The Great Escapism

NEW YORK – Barack Obama, however mixed his accomplishments to date as US president, has sought to rebrand America and reclaim its former signature asset: its ability to embody universally admired values.  As popular culture is usually the way those values are transmitted, it is worth considering what it is about American cinema, music, and popular literature that makes them so compelling to many other parts of the world.

After all, much of what America once monopolized in Hollywood movies and other pop-culture exports is now being reproduced locally. Bollywood competes with California in terms of glamorous stars and big production numbers; Japan and South Korea mint their own pop singers and fashion trends.

But consider Entourage, the American TV show that centers on a rising male film star and his posse of dudes. Or a recent article in The New Yorker about two scruffy young chefs who have set out across the country to start the great adventure of running their own crazy restaurant, called Animal.
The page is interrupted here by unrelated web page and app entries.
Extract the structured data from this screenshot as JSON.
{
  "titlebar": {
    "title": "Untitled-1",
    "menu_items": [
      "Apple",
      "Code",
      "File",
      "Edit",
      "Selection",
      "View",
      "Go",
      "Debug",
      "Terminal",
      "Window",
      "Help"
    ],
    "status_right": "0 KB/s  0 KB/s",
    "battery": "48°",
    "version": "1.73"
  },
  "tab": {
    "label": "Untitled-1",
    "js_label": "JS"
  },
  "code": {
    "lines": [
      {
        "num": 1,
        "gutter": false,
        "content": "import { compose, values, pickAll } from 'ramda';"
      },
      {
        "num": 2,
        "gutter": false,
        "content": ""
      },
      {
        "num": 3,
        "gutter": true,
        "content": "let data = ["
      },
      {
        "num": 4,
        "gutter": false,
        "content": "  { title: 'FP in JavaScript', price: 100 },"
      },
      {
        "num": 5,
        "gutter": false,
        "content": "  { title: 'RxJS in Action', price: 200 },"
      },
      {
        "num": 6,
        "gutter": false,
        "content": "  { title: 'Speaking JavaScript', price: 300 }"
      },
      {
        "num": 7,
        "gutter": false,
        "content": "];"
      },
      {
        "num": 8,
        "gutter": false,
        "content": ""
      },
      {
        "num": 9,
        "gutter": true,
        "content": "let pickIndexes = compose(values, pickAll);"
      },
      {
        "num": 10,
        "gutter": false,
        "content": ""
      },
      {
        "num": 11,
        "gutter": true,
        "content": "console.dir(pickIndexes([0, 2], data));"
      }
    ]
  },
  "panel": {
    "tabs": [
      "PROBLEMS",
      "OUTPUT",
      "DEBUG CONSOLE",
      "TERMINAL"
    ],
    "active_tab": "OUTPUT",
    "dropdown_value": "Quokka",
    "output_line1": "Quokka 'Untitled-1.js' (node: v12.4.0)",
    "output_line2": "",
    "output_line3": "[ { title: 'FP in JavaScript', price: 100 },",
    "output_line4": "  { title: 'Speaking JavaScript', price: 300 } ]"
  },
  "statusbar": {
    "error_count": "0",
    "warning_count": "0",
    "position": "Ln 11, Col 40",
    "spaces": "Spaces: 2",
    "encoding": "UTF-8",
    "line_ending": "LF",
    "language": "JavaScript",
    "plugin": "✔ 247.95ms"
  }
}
Or Swingers, the 1996 worldwide hit movie about a twenty-something guy in Hollywood and his band of male friends who drag him to Las Vegas to mend his broken heart.

One of America’s last competitive cultural exports, it seems, is the post-adolescent male escape fantasy.